However, as time passed the plan suffered feature creep to such extent that it became apparent it would not end soon, nor would the end product really be just a content upgrade. We rechristened it Cardinal Quest 2 and came up with a licensing scheme in which randomnine could use my intellectual property (the CQ name, original source code, and assets) to build a sequel on top of the old foundations, in exchange for a profit share.
Lesson learned: A good game isn't a one-off thing. Someone else can use the groundwork you've built for both of your mutual benefit after you're done.
Cast a Wide Net
With the help of randomnine and Josh, all the terrible bugs were fixed. The mobile version came out on iOS and Android about half a year after the original release. At first most of the revenue came from PC downloadables, but as time went on I noticed the long tail is much longer on mobile.

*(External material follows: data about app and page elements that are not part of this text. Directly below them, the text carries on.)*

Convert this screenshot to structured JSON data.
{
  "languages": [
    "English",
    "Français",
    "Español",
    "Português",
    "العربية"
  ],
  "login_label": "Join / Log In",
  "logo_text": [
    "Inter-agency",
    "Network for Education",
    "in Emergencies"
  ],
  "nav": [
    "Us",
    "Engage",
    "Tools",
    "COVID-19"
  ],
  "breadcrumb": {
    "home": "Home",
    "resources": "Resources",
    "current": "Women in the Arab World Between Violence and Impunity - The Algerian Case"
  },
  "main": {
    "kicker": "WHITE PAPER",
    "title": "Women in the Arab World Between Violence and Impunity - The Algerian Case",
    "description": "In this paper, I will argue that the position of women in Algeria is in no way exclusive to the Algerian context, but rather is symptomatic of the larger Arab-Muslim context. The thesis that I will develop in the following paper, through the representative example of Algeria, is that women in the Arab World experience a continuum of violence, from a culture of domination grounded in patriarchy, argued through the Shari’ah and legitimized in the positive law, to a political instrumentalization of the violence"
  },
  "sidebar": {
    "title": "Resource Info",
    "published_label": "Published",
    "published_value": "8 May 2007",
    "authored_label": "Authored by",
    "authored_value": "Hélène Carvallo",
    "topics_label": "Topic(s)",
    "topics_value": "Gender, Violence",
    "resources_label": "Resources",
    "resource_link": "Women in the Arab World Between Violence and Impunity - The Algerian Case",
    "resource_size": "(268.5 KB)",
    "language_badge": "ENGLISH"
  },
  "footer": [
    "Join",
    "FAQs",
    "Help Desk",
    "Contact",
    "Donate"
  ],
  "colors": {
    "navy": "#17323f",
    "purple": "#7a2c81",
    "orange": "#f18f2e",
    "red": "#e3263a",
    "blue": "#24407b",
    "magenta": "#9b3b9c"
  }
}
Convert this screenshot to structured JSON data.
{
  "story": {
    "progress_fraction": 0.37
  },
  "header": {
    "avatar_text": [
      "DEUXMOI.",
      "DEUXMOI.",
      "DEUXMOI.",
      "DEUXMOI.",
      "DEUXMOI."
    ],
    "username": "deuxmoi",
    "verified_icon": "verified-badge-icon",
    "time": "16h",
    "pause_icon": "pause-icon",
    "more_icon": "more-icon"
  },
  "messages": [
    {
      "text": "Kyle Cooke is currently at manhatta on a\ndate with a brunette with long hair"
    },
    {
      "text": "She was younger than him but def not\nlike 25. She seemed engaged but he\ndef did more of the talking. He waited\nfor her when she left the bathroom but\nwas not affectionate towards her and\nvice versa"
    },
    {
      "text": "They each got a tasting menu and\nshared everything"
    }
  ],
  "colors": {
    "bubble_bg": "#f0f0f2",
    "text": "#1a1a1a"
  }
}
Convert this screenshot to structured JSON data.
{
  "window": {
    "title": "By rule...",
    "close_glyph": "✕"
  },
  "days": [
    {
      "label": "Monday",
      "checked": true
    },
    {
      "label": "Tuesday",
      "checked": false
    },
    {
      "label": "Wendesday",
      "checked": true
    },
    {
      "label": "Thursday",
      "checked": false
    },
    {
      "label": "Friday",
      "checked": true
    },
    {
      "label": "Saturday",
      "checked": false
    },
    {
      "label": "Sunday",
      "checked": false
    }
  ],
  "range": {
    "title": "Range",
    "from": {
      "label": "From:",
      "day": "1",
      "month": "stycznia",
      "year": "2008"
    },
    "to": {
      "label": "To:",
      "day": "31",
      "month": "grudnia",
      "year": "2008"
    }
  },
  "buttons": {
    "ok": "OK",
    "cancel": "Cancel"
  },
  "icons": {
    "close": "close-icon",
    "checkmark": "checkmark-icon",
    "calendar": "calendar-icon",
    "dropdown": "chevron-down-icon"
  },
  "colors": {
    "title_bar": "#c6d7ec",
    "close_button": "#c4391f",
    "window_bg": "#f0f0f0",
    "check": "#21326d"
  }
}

Overall the majority of sales summed are still higher on PC, but mobile brings in a nice constant rate of sales.
There are some disadvantages to designing cross-platform games, namely that you can't take full advantage of the hardware's unique characteristics (mouse vs. touch, tilt controls, notifications, and so on). However, the further your game is from a twitch action game the less of an issue this is, and since I'm mostly interested in turn-based strategy games this was less of a big deal and it made cross-platform development more sensible.
Another interesting market for us was Flash. Unlike downloadable PC and mobile games, Flash sponsorships give you a (relatively) large lump sum up front, instead of a recurring continuous revenue stream. This was a huge boon at first when I ran out of money by the time the game released. In the mean time, the Flash market has dried up considerably, so this may no longer be a viable option for new games.

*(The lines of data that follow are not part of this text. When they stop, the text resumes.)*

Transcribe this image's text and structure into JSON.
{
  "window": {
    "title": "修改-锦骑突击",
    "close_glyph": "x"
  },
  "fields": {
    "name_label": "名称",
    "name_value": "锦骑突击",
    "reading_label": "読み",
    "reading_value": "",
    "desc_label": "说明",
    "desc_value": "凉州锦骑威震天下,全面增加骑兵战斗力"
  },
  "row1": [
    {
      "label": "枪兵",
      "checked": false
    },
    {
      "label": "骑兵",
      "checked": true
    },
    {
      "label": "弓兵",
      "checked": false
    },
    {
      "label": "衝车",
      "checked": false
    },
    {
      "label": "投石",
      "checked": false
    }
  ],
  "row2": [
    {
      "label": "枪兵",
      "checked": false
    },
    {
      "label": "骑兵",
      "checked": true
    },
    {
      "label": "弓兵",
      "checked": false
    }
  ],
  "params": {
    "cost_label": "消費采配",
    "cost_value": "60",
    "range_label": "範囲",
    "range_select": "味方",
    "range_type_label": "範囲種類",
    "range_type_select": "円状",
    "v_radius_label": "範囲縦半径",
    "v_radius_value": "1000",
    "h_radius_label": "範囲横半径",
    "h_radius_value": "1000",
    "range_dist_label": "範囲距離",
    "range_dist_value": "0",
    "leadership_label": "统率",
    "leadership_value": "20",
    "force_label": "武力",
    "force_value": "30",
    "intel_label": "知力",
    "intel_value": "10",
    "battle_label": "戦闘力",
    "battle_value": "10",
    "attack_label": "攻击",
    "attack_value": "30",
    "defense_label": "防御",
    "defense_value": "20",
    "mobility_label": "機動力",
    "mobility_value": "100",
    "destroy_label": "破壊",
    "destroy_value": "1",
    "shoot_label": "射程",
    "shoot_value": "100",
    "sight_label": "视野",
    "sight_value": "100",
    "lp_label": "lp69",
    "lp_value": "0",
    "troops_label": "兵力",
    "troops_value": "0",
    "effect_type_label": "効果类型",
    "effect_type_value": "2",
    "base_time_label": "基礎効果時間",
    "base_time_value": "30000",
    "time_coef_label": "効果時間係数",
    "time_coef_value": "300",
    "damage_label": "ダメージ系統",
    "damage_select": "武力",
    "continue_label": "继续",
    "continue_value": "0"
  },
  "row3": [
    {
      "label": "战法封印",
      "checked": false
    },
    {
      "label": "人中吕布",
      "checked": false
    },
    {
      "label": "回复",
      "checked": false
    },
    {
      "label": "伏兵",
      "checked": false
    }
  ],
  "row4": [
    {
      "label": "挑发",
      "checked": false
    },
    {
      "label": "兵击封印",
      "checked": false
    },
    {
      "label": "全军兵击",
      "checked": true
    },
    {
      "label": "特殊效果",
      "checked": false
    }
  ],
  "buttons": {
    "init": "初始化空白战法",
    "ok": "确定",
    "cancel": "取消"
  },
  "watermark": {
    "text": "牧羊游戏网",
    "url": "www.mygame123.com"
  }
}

Lesson learned: More markets = more revenue sources. You never know which market a game would really shine on, and different markets have different sale curves.
Prepare for a Bumpy Road: Don't Panic!
I almost ran out of money three more times during the ensuing year after releasing the game. Somehow I was always saved in the last moment by a sale, bundle, random new Flash license, some contract work, or similar.
However, the volatile nature of this income made it hard to plan ahead, and that was the main source of my mistakes; the fear of not being able to afford rent and food next month paralyzed me and made me lose a ton of time, so I panicked. 2012 was not a good year for my mental health. I felt like I was supposed to be happy since I was making indie games for a living—my dream come true!—but I wasn't. Feeling like I should be happier was probably a big factor in why I wasn't (which sounds weird, but if you've experienced this before you know what I'm talking about).
I just felt drained and worn out. I'd wake up tired and unmotivated, and in turn get stressed about not being productive and not making ends meet. I started becoming jealous of other developers who seemed to have had it all figured out and releasing awesome games (little did I know that many of them were dealing with the same demons as I was at the time). I couldn't bring myself to play other people's games due to feelings of guilt and inadequacy.
I eventually got out of it (moving to a new environment helped), but I lost a good year or so to this cruddy state of mind, and there was really no reason to—I would have been a lot better off trying to not worry so much and let stuff unfold as it did. It was really all downside and no upside, yet it seems many people in creative fields fall in this hole.
Lesson learned: Don't panic, and don't be too hard on yourself. Take some time off and don't try to be super productive all the time. And most importantly: don't compare yourself to other people!
So that's it: the story of my experience making my first indie game, Cardinal Quest. I had a lot of rough times but in the end I'm really happy I did it. I hope my story has been educational, in showing both what to do and what not to do.